* [To do]: Output every record again so that it matches the original word for word.

+++++

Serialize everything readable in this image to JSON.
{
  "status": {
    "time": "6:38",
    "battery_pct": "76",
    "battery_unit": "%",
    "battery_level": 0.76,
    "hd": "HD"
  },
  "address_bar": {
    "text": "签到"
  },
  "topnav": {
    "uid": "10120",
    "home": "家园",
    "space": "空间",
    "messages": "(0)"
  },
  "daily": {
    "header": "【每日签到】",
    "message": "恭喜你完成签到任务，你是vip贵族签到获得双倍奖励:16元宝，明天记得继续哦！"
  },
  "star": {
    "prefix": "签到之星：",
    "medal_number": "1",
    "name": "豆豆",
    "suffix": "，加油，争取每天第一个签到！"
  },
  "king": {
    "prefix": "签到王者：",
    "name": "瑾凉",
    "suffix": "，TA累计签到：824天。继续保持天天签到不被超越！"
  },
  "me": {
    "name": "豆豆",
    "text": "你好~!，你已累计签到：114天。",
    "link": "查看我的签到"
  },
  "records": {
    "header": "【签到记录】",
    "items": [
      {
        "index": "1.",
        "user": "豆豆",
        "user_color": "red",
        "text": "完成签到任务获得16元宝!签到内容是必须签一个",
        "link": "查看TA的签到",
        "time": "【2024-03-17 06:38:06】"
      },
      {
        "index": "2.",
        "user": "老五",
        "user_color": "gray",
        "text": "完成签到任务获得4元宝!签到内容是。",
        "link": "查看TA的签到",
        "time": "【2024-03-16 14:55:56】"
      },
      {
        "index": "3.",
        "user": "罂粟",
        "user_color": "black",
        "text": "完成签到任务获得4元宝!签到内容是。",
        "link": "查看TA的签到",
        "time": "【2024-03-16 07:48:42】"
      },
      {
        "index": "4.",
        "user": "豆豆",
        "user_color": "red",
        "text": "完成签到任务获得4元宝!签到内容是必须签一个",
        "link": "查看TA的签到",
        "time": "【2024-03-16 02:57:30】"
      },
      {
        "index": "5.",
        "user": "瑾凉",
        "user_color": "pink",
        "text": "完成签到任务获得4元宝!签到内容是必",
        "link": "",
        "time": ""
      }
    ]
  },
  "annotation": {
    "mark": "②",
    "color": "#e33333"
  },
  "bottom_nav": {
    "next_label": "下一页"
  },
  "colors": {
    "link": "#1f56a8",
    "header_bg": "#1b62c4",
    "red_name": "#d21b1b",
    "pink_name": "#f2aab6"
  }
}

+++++

* [Response for this exercise]:
Serialize everything readable in this image to JSON.
{
  "status": {
    "time": "6:38",
    "battery_pct": "76",
    "battery_unit": "%",
    "battery_level": 0.76,
    "hd": "HD"
  },
  "address_bar": {
    "text": "签到"
  },
  "topnav": {
    "uid": "10120",
    "home": "家园",
    "space": "空间",
    "messages": "(0)"
  },
  "daily": {
    "header": "【每日签到】",
    "message": "恭喜你完成签到任务，你是vip贵族签到获得双倍奖励:16元宝，明天记得继续哦！"
  },
  "star": {
    "prefix": "签到之星：",
    "medal_number": "1",
    "name": "豆豆",
    "suffix": "，加油，争取每天第一个签到！"
  },
  "king": {
    "prefix": "签到王者：",
    "name": "瑾凉",
    "suffix": "，TA累计签到：824天。继续保持天天签到不被超越！"
  },
  "me": {
    "name": "豆豆",
    "text": "你好~!，你已累计签到：114天。",
    "link": "查看我的签到"
  },
  "records": {
    "header": "【签到记录】",
    "items": [
      {
        "index": "1.",
        "user": "豆豆",
        "user_color": "red",
        "text": "完成签到任务获得16元宝!签到内容是必须签一个",
        "link": "查看TA的签到",
        "time": "【2024-03-17 06:38:06】"
      },
      {
        "index": "2.",
        "user": "老五",
        "user_color": "gray",
        "text": "完成签到任务获得4元宝!签到内容是。",
        "link": "查看TA的签到",
        "time": "【2024-03-16 14:55:56】"
      },
      {
        "index": "3.",
        "user": "罂粟",
        "user_color": "black",
        "text": "完成签到任务获得4元宝!签到内容是。",
        "link": "查看TA的签到",
        "time": "【2024-03-16 07:48:42】"
      },
      {
        "index": "4.",
        "user": "豆豆",
        "user_color": "red",
        "text": "完成签到任务获得4元宝!签到内容是必须签一个",
        "link": "查看TA的签到",
        "time": "【2024-03-16 02:57:30】"
      },
      {
        "index": "5.",
        "user": "瑾凉",
        "user_color": "pink",
        "text": "完成签到任务获得4元宝!签到内容是必",
        "link": "",
        "time": ""
      }
    ]
  },
  "annotation": {
    "mark": "②",
    "color": "#e33333"
  },
  "bottom_nav": {
    "next_label": "下一页"
  },
  "colors": {
    "link": "#1f56a8",
    "header_bg": "#1b62c4",
    "red_name": "#d21b1b",
    "pink_name": "#f2aab6"
  }
}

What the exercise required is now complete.